The only movie on the list starring someone you may actually recognize, Antichrist is a recent effort of infamous shock-director Lars Von Trier. Pardon the sacrilege, but God damn will this one mess you up. As if opening with an unsimulated sex scene between its stars, Charlotte Gainsbourg (not bad) and Willam Dafoe (dear Lord) wasn’t bad enough, Von Trier decides to have the couple’s infant son Nick fall out a window to his death as the lovemaking is occuring. From there, Antichrist doles out animal pseudo-abortions, genital mutilation, and serious psychological warfare like candy at the Macy’s Day Parade. By the end of it, you’ll be wishing you were little Nick, if only because it would spare you from sitting through this disheartening, albeit beautifully shot film.
Who would’ve thought that those peaceful, wine loving French folks would become known for crafting some of the most brutal, blood-soaked films of all time in the age of Hostel? Yes, the same country that spawned such gorefests as Inside, Frontiers, and High Tension really went over the top when they brought us Pascal Laugier’s Martyrs back in 2008. Telling the story of a woman hell bent on enacting revenge against those who tortured her as a child, Martyrs quickly spirals into a nightmare of torture that comes across as little more than a well shot snuff film. And just when we’re about to write it off, the film turns disgust into disbelief, apprehension into epiphany, ending on an uplifting cadence that is nothing short of beautiful. Not a film for the weak willed, but definitely worth it for fans of foreign and extreme cinema.

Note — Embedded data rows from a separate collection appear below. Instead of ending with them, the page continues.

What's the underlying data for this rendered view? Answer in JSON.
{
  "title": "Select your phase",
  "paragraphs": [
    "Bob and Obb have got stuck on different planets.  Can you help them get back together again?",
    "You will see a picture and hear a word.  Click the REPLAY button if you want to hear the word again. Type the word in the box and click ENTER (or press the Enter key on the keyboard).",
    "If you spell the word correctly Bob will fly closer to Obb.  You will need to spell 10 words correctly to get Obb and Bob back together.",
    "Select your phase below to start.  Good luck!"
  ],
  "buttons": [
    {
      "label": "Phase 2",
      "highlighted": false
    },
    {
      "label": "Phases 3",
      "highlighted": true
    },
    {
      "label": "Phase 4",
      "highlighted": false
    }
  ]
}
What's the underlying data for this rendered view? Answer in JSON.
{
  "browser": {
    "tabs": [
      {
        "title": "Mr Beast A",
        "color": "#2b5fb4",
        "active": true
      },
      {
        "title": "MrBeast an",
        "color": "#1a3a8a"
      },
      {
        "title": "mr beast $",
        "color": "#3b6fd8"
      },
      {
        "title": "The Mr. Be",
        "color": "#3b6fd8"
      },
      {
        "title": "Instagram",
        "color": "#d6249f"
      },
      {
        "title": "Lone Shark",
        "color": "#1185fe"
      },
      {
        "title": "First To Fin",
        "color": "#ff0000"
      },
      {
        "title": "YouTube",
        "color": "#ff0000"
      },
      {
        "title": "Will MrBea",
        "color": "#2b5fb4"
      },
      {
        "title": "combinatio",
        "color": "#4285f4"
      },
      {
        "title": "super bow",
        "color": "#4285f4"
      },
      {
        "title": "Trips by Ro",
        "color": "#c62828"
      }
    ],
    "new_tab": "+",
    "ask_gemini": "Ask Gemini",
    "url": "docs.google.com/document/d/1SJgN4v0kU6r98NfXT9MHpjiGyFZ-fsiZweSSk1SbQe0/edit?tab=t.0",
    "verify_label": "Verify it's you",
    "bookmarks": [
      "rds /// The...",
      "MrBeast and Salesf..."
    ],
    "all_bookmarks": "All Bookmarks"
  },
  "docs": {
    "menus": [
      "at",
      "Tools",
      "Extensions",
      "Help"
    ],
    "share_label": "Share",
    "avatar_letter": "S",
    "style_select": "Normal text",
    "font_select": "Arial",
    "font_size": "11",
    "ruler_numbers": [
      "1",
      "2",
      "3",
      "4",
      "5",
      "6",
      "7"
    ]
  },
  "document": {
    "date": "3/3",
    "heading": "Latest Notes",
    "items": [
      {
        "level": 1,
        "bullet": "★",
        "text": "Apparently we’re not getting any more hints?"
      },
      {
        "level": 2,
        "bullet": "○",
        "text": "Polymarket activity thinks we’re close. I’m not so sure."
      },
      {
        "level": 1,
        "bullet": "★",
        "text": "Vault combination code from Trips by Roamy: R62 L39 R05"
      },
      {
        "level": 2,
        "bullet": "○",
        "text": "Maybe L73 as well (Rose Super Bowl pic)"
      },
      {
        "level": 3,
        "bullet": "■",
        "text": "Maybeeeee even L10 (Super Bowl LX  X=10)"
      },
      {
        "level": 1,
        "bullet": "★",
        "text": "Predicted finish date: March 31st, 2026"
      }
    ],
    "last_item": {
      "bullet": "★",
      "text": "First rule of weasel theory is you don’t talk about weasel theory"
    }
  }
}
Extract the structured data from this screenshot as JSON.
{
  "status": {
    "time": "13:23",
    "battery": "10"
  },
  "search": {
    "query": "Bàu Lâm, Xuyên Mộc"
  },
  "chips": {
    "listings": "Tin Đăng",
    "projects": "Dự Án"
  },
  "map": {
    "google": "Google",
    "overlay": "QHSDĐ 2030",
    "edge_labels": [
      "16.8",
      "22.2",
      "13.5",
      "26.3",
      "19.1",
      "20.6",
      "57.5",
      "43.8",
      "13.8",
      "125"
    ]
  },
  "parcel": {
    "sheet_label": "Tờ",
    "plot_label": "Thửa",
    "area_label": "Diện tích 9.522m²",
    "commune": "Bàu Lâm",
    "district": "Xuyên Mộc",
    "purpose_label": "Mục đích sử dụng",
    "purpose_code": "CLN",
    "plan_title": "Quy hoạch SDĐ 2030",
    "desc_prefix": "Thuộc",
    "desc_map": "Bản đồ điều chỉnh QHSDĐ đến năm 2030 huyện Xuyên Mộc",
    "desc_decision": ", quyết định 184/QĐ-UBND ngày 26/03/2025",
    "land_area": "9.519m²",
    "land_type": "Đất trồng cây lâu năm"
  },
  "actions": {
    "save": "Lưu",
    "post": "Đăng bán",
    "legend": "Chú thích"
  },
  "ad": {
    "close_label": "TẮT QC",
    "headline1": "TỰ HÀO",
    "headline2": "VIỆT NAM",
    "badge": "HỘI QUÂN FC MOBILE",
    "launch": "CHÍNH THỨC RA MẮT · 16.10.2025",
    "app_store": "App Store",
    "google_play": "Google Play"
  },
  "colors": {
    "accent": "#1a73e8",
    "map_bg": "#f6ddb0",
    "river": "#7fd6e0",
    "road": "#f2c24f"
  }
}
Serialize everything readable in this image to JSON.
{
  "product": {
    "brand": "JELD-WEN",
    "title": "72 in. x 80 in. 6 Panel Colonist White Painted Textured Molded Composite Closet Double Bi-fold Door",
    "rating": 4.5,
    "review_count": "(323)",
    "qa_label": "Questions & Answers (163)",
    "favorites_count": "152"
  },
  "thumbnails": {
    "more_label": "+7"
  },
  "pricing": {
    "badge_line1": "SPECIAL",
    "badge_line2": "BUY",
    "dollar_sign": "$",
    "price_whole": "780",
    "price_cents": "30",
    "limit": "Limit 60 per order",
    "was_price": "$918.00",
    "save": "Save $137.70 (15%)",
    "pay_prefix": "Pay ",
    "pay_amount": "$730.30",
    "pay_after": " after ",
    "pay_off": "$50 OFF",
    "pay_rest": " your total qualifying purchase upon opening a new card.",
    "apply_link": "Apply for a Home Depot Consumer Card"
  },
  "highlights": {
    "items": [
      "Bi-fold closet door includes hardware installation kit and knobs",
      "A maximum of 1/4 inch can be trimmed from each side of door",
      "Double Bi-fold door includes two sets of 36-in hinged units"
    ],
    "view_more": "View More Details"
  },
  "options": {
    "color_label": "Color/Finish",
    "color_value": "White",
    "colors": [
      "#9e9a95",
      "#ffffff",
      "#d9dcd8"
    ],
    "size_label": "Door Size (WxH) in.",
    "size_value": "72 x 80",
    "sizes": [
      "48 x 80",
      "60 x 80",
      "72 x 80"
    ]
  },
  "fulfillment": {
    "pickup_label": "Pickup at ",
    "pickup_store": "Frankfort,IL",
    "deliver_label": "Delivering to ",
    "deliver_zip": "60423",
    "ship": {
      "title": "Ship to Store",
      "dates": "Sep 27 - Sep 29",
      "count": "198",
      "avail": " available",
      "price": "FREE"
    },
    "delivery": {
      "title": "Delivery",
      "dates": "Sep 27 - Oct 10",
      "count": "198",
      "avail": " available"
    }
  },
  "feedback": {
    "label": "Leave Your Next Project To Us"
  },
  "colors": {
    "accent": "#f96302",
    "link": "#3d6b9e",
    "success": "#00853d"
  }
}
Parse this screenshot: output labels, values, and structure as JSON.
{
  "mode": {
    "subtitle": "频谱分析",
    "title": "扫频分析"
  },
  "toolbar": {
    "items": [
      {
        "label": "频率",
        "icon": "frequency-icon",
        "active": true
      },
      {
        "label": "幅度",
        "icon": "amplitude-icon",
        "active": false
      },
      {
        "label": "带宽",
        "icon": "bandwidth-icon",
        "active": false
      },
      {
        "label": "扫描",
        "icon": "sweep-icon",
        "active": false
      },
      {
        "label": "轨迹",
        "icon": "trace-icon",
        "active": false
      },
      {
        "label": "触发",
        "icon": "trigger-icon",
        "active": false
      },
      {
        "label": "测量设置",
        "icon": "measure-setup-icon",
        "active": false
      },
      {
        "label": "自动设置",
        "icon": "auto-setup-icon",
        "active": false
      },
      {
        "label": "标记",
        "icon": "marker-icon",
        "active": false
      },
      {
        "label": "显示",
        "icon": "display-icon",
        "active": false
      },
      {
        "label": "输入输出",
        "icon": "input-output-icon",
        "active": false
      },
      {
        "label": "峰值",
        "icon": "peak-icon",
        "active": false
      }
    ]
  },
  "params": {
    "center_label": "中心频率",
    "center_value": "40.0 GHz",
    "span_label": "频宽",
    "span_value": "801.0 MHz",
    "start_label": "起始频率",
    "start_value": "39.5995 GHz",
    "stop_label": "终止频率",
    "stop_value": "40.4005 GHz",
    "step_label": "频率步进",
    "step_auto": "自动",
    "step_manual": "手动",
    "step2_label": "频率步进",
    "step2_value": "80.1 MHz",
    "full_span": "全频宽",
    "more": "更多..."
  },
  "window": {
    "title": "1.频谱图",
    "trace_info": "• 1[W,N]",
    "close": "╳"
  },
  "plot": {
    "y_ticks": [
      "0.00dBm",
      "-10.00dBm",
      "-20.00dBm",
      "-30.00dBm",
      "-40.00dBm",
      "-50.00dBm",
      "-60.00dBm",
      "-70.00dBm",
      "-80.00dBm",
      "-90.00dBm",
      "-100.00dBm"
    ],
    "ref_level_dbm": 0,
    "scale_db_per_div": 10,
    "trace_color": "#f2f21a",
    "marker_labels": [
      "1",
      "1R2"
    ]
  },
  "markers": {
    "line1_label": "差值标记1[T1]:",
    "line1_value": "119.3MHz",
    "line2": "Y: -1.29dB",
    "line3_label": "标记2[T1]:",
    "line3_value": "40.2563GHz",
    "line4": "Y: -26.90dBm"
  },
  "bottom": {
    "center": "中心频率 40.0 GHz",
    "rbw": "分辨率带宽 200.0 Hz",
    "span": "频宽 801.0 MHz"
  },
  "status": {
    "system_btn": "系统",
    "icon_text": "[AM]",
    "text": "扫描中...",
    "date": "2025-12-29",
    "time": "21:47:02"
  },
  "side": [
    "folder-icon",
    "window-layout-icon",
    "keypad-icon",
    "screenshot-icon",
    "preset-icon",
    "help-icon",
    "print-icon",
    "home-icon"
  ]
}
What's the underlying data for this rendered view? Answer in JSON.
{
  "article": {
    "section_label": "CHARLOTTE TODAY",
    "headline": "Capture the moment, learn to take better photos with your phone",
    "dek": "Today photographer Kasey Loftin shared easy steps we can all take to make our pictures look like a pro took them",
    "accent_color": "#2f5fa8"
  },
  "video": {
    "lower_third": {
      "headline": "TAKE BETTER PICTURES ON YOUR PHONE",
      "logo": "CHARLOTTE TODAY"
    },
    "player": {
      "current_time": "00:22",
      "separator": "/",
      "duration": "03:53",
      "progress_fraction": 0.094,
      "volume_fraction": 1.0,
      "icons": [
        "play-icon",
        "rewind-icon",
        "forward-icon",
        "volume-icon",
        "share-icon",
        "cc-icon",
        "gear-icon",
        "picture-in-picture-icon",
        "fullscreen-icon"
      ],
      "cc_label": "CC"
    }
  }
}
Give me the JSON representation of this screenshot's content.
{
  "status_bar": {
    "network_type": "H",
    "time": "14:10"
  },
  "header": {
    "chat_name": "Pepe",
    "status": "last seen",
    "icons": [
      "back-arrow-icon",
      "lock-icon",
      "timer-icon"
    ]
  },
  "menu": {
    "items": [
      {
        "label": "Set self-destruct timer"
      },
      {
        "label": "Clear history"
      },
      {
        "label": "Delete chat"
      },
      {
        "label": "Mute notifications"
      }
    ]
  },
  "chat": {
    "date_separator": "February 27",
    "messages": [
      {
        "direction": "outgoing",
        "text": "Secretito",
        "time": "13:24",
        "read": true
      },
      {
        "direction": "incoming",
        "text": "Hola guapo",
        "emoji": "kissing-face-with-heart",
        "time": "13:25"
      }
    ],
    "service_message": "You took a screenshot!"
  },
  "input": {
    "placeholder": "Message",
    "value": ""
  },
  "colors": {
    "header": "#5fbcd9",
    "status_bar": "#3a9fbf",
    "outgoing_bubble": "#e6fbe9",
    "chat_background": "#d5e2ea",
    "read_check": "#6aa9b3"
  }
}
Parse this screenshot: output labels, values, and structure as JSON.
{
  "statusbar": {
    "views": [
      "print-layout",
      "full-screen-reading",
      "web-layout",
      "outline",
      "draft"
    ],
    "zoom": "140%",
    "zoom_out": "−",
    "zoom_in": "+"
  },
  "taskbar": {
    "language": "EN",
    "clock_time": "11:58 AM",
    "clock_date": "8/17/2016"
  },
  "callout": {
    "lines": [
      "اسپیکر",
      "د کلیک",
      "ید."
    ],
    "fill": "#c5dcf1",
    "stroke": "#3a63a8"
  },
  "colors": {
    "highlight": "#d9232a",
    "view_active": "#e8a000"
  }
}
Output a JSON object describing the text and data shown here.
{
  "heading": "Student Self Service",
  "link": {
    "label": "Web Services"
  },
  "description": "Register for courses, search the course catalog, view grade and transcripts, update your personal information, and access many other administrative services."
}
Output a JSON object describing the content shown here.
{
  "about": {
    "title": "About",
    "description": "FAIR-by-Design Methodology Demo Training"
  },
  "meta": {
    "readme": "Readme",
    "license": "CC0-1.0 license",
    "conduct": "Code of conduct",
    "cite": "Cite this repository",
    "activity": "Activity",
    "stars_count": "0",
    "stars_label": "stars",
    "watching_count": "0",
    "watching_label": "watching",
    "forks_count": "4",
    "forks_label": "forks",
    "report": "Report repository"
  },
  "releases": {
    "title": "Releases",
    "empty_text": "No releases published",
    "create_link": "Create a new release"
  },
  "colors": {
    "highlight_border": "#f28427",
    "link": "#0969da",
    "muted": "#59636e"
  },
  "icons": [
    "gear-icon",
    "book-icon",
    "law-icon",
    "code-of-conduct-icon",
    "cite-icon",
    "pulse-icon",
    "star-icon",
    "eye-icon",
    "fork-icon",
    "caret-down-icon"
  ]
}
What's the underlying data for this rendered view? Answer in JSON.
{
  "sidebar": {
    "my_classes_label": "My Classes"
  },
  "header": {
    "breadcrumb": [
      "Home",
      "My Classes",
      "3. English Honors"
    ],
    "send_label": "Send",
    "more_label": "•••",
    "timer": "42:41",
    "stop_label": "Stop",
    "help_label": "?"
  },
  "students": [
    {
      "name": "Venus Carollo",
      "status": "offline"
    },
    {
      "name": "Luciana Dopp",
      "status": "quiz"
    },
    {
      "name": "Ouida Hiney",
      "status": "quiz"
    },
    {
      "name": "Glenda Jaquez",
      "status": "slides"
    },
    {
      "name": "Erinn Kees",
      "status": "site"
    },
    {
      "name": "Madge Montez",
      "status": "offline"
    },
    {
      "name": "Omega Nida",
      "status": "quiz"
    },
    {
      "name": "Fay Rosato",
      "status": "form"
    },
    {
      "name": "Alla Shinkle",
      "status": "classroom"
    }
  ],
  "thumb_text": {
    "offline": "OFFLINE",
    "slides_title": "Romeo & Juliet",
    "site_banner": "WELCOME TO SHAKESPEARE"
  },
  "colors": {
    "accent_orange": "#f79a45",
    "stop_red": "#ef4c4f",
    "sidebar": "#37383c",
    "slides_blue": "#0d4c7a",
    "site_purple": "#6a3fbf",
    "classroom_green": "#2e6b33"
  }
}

If you’ve ever forayed into such hand-held fright fests as The Blair Witch Project, The Last Exorcism, or the fantastic Spanish PA series [REC], then you have undoubtedly heard of the 1980 exploitation flick that started them all. Coming under fire for both its graphic (not to mention unsimulated) acts of violence toward animals and incredibly realistic special effects, Cannibal Holocaust’s premiere caused such a frenzy that director Ruggero Deodato was arrested shortly thereafter under suspicions that he had murdered the actors involved. To make matters worse, in an effort to make the “found footage” aspect of the film appear more genuine, Deodato had forced the cast to sign contracts forbidding them from appearing in the media for a year following the film. This contract was eventually broken to keep Deodato out of prison, but the film remains banned in several countries to this day.